I’ve been thinking lately about the importance of churches being clear with prospective members–upfront–about what they believe.
I think we (church leaders) make a huge mistake when we give in to the temptation to hide our core beliefs from visitors to our congregations.
I think church leaders should be more clear about their core beliefs with people who are interested in joining with their congregations as members.
People deserve to know the facts about what our churches truly believe before they join, but it seems to me like too many churches hide their doctrinal beliefs because they are afraid of losing–or offending–visitors, so they place their statement of faith 12 pages deep on some random page of their website or they keep it safely in some file in the back of a file cabinet in a remote corner of a dusty office next to the janitor’s closet. Afraid that they may lose members these churches treat doctrine as if it’s an unwanted impostor in the church building who must be seated in a dark corner of the sanctuary–out of the sight of the crowd–and ushered out of the building before it can make a scene.
Some church leaders seem to view doctrine as an unimportant barrier that too often keeps seekers, or displaced Christians, from considering their congregation as a viable home for both their souls and tithes, so–with the hopes of unencumbered numerical and financial growth–they subscribe to a “Don’t ask, don’t tell” membership strategy.
I’m all about removing barriers that keep lost people from hearing about Jesus, but I don’t see doctrine as a barrier, but a bridge.

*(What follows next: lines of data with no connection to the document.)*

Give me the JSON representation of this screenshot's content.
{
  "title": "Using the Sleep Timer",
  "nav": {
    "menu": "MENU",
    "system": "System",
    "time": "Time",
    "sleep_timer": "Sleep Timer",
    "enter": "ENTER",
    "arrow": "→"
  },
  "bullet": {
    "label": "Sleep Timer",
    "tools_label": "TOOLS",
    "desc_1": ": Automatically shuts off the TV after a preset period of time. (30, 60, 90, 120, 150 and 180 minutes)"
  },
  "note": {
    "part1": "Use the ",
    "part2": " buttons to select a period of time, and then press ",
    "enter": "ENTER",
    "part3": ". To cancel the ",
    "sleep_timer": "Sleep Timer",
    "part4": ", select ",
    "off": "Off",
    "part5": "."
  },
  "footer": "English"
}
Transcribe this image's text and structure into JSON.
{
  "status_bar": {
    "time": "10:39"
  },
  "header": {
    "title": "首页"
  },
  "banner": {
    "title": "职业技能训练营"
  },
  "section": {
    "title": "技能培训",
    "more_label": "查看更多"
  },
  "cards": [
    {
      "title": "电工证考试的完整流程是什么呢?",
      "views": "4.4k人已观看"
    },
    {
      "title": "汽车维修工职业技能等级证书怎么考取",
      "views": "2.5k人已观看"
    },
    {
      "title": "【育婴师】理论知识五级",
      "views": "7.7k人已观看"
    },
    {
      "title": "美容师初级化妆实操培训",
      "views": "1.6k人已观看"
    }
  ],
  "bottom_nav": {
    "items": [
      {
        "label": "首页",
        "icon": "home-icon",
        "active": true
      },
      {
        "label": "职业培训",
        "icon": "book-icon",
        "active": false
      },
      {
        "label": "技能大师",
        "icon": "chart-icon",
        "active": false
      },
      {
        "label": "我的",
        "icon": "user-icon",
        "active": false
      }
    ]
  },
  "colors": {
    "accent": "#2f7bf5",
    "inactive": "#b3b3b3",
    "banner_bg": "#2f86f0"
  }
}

As a minister in a growing congregation I understand the temptation to compromise and water down doctrine–just a little–to keep people from going elsewhere. Trust me . . . I really do, but I also understand that the Bible is crystal clear about the importance of doctrine.
Sound doctrine is the key of our salvation and the salvation of the lost.
In I Timothy 4:16 Paul wrote, “Watch your life and doctrine closely. Persevere in them, because if you do, you will save both yourself and your hearers.”
“Persevering” in doctrine suggests that we hold on to doctrine more tightly, not more loosely.
This suggests to me that doctrine is to be embraced, not released; revealed, not concealed.
All biblical teaching must be consistent with sound doctrine.
In Titus 2:1 Paul told Titus, “You must teach what is in accord with sound doctrine.”
Church leaders must teach what is in accord with sound doctrine.
I must teach what is in accord with sound doctrine.
In a previous ministry, when I was in placed in charged of the new members’ class I was pleased to see that–in their curriculum–they presented their “core beliefs” in the first hour of the membership class. I kept that going. I liked the fact that they wanted people to know upfront what they believed, so that prospective members could make an informed decision. They felt that it was unfair to their prospective members to tip-toe around their more “potentially divisive” doctrinal positions.
I’m now leading our membership class here at Journey and I’m presenting our core beliefs in the first hour of the class. I don’t present them in a “preachy” or legalistic (i.e. “agree with me or you’re going to Hell”) way. No, I present our beliefs graciously, but truthfully saying, “This is an important decision and, as you seek God’s will as to whether or not you should join with us, I want you to know our core beliefs, so that you can make an informed decision. I respect you–and this decision–too much to make you guess about what we believe.” Or something to that effect. 🙂
I believe this is the right thing to do.